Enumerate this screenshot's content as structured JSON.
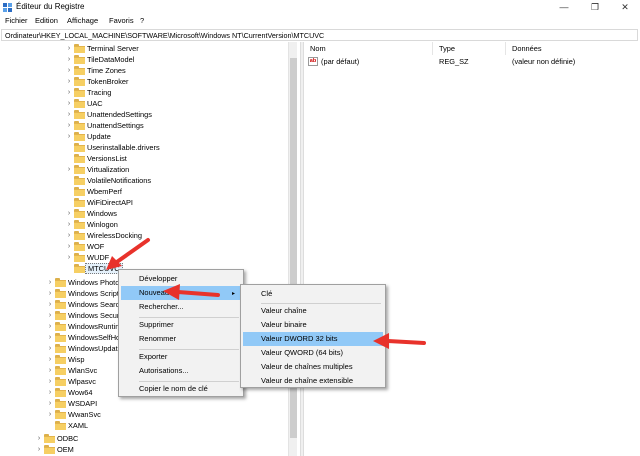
{
  "window": {
    "title": "Éditeur du Registre",
    "minimize": "—",
    "maximize": "❐",
    "close": "✕"
  },
  "menubar": [
    "Fichier",
    "Edition",
    "Affichage",
    "Favoris",
    "?"
  ],
  "address": "Ordinateur\\HKEY_LOCAL_MACHINE\\SOFTWARE\\Microsoft\\Windows NT\\CurrentVersion\\MTCUVC",
  "tree": {
    "inner": [
      "Terminal Server",
      "TileDataModel",
      "Time Zones",
      "TokenBroker",
      "Tracing",
      "UAC",
      "UnattendedSettings",
      "UnattendSettings",
      "Update",
      "Userinstallable.drivers",
      "VersionsList",
      "Virtualization",
      "VolatileNotifications",
      "WbemPerf",
      "WiFiDirectAPI",
      "Windows",
      "Winlogon",
      "WirelessDocking",
      "WOF",
      "WUDF",
      "MTCUVC"
    ],
    "inner_expandable": [
      true,
      true,
      true,
      true,
      true,
      true,
      true,
      true,
      true,
      false,
      false,
      true,
      false,
      false,
      false,
      true,
      true,
      true,
      true,
      true,
      false
    ],
    "outer": [
      "Windows Photo",
      "Windows Script",
      "Windows Search",
      "Windows Security",
      "WindowsRuntime",
      "WindowsSelfHost",
      "WindowsUpdate",
      "Wisp",
      "WlanSvc",
      "Wlpasvc",
      "Wow64",
      "WSDAPI",
      "WwanSvc",
      "XAML"
    ],
    "outer_expandable": [
      true,
      true,
      true,
      true,
      true,
      true,
      true,
      true,
      true,
      true,
      true,
      true,
      true,
      false
    ],
    "root": [
      "ODBC",
      "OEM"
    ]
  },
  "list": {
    "headers": {
      "name": "Nom",
      "type": "Type",
      "data": "Données"
    },
    "rows": [
      {
        "name": "(par défaut)",
        "type": "REG_SZ",
        "data": "(valeur non définie)"
      }
    ]
  },
  "context_menu": {
    "items": [
      "Développer",
      "Nouveau",
      "Rechercher...",
      "Supprimer",
      "Renommer",
      "Exporter",
      "Autorisations...",
      "Copier le nom de clé"
    ],
    "highlighted": "Nouveau"
  },
  "submenu": {
    "items": [
      "Clé",
      "Valeur chaîne",
      "Valeur binaire",
      "Valeur DWORD 32 bits",
      "Valeur QWORD (64 bits)",
      "Valeur de chaînes multiples",
      "Valeur de chaîne extensible"
    ],
    "highlighted": "Valeur DWORD 32 bits"
  },
  "colors": {
    "highlight": "#91c9f7",
    "arrow": "#e8322b",
    "folder": "#f6cf63"
  },
  "icons": {
    "expand": "›",
    "submenu_arrow": "▸"
  }
}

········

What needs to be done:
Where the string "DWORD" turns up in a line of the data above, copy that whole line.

Your response:
      "Valeur DWORD 32 bits",
    "highlighted": "Valeur DWORD 32 bits"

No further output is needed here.